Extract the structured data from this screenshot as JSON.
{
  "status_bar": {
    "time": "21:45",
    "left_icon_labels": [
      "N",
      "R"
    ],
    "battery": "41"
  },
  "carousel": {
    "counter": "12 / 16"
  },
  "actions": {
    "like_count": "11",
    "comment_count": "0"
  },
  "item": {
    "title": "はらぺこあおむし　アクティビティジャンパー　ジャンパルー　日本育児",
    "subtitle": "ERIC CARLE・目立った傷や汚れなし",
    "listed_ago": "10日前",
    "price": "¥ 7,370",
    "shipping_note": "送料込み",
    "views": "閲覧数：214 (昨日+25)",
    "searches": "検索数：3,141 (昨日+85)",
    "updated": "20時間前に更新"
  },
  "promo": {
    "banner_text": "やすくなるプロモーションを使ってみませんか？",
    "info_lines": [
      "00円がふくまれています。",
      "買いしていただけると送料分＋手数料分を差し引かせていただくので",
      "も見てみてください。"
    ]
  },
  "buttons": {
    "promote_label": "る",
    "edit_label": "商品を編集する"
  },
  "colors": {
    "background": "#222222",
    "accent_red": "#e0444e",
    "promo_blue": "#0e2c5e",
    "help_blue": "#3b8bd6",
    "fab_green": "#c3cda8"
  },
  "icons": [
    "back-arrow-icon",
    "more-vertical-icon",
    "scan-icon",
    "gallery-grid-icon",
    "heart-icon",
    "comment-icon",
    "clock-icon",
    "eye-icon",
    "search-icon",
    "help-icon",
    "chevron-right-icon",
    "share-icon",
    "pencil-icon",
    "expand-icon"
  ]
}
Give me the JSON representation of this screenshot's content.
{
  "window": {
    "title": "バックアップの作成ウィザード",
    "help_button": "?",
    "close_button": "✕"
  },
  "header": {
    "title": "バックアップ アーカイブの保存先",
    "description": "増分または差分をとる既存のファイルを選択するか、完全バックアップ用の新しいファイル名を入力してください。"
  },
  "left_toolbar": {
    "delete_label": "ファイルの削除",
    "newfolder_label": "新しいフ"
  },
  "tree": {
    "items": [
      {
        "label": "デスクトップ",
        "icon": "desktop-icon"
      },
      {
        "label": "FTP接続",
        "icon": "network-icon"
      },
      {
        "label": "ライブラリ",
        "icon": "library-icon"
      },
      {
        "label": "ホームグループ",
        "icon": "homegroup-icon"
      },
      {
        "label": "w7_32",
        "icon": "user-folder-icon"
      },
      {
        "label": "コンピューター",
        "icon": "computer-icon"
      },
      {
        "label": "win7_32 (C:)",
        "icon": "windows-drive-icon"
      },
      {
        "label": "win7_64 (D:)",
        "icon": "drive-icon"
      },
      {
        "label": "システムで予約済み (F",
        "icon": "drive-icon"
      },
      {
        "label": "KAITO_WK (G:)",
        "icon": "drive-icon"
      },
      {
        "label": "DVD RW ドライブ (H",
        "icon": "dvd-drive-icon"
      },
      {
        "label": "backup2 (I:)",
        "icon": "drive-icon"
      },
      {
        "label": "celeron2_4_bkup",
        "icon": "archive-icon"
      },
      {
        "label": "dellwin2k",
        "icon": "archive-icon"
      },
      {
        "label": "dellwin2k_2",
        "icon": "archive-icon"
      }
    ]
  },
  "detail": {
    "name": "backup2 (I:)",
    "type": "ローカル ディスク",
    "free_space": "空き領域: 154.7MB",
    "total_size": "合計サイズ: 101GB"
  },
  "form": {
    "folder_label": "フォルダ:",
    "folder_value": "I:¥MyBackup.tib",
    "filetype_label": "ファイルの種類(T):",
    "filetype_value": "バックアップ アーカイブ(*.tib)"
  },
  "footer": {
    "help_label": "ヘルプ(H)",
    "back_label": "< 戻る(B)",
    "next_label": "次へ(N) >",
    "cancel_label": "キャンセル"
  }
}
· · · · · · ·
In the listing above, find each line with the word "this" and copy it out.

Extract the structured data from this screenshot as JSON.
Give me the JSON representation of this screenshot's content.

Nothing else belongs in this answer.